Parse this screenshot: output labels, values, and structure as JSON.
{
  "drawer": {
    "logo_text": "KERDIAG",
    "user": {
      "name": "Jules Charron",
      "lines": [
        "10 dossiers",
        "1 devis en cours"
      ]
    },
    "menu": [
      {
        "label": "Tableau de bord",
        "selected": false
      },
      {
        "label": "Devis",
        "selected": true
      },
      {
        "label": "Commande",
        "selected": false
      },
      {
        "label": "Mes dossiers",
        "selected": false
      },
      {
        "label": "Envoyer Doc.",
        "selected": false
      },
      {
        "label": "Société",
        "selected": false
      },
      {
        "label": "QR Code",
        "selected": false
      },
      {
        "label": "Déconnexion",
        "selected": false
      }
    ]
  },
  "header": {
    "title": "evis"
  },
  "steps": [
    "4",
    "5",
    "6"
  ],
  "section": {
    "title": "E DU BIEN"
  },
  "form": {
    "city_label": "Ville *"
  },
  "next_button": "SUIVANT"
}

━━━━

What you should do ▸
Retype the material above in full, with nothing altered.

Response below ▸
Parse this screenshot: output labels, values, and structure as JSON.
{
  "drawer": {
    "logo_text": "KERDIAG",
    "user": {
      "name": "Jules Charron",
      "lines": [
        "10 dossiers",
        "1 devis en cours"
      ]
    },
    "menu": [
      {
        "label": "Tableau de bord",
        "selected": false
      },
      {
        "label": "Devis",
        "selected": true
      },
      {
        "label": "Commande",
        "selected": false
      },
      {
        "label": "Mes dossiers",
        "selected": false
      },
      {
        "label": "Envoyer Doc.",
        "selected": false
      },
      {
        "label": "Société",
        "selected": false
      },
      {
        "label": "QR Code",
        "selected": false
      },
      {
        "label": "Déconnexion",
        "selected": false
      }
    ]
  },
  "header": {
    "title": "evis"
  },
  "steps": [
    "4",
    "5",
    "6"
  ],
  "section": {
    "title": "E DU BIEN"
  },
  "form": {
    "city_label": "Ville *"
  },
  "next_button": "SUIVANT"
}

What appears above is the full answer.